Even be­fore Brown’s dra­matic exit from the scene, fed­eral politics were go­ing to take a back seat to the On­tario and Que­bec elec­tion cam­paigns in June and Oc­to­ber re­spec­tively, no later than the spring. Be­cause of the mag­ni­tude of the earth­quake that has be­fallen the On­tario To­ries, that has al­ready hap­pened.

The af­ter­shocks of what could be a frac­tious pro­vin­cial lead­er­ship cam­paign will be felt on Par­lia­ment Hill for there are less than six de­grees of sep­a­ra­tion be­tween the fed­eral and On­tario par­ties, es­pe­cially in an elec­tion year.

This is not the re­open­ing of Par­lia­ment Canada’s par­ties had been strate­giz­ing for only a week ago. Of course on Mon­day Prime Min­is­ter Justin Trudeau was - as promised - taken to task by the Con­ser­va­tive op­po­si­tion for the eth­i­cal breach he com­mit­ted when he ac­cepted the hos­pi­tal­ity of the Aga Khan and hol­i­dayed on the lat­ter’s pri­vate is­land. And, of course, the gov­ern­ment and the of­fi­cial op­po­si­tion went through the open­ing moves of a pitched pro­ce­dural bat­tle over the leg­is­la­tion that is meant to pave the way to the le­gal­ized sale of cannabis next sum­mer. There were ques­tions about the Pa­cific trade deal Trudeau has agreed to sign and about the gov­ern­ment’s re­quire­ment that or­ga­ni­za­tions seek­ing sum­mer jobs grants at­test they re­spect abor­tion rights.

The House also marked the an­niver­sary of last year’s mur­der­ous shoot­ing at a Que­bec City mosque.
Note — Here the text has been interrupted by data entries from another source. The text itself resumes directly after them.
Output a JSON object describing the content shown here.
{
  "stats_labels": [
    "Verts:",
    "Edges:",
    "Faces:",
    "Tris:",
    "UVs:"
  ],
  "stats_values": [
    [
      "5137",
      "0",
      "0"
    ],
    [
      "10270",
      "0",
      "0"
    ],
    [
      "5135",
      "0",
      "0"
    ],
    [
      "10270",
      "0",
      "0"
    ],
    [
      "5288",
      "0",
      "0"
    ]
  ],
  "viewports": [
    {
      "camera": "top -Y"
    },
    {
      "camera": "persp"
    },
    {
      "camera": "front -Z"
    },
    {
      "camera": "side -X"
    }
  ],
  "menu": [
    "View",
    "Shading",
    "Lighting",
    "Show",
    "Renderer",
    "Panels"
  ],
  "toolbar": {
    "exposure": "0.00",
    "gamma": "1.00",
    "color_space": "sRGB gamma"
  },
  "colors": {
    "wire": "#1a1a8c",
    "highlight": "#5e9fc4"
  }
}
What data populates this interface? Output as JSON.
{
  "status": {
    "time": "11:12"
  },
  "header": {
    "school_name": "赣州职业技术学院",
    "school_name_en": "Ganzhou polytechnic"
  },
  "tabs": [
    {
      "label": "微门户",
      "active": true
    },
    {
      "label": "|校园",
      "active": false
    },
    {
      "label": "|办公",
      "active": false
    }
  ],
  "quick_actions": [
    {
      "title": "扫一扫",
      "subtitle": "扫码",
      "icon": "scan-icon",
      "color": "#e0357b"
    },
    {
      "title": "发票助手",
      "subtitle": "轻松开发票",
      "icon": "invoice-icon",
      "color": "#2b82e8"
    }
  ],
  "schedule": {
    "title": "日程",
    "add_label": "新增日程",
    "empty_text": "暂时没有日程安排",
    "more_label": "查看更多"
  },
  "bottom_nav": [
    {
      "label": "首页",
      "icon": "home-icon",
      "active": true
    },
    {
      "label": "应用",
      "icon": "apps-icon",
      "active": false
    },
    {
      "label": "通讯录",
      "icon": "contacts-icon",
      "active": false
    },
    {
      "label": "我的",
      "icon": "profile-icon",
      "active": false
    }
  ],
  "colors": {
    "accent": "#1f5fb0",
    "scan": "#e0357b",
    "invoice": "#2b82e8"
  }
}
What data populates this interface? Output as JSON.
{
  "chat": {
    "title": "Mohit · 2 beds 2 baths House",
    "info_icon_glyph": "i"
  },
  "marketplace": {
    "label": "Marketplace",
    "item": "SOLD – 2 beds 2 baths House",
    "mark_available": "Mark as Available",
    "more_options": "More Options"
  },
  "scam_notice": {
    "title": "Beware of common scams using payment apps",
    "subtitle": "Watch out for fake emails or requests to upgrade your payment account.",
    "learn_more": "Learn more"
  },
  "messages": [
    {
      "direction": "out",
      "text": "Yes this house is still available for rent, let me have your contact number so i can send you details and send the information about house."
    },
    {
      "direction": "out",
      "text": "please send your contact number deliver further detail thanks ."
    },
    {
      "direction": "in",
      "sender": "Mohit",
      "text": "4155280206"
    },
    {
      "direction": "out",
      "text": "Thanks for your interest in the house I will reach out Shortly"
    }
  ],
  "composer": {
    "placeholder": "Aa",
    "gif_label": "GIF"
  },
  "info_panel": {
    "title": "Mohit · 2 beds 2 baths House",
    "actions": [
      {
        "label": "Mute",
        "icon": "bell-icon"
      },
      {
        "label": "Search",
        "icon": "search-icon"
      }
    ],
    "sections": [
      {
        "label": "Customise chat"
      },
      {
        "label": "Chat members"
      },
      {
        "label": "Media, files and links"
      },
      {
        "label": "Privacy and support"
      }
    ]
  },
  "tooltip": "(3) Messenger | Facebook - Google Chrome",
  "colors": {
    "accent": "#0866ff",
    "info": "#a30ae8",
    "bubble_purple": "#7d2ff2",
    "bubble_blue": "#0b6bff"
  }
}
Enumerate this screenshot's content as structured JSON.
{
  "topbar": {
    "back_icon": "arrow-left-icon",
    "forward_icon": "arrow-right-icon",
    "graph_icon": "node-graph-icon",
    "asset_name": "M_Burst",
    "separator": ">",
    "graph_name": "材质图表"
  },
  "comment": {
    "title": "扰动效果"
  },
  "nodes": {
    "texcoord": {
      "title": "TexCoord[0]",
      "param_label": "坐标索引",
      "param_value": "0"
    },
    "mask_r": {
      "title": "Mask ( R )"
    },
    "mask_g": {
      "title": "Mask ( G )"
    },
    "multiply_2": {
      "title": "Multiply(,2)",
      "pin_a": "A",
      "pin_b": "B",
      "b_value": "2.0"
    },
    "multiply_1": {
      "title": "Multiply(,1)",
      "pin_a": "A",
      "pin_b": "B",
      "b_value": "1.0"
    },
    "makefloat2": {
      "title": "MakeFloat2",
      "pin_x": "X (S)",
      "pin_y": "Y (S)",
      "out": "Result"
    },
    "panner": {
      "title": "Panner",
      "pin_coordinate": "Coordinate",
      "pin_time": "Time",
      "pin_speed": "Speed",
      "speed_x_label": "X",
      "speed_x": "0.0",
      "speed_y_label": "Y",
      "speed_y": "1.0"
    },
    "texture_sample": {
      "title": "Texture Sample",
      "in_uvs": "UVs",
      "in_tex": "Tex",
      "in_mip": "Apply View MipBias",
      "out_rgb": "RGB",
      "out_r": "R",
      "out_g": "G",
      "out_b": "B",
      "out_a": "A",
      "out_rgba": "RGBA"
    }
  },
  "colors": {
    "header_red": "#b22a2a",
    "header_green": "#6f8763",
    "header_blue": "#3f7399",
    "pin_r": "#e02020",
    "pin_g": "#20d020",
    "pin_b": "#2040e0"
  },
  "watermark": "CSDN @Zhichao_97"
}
But for now at least it is all hap­pen­ing against the back­drop of a col­lec­tive wait for a pos­si­ble other shoe or shoes to drop on the sex­ual mis­con­duct front.

Newspapers in English

Newspapers from Canada

© PressReader. All rights reserved.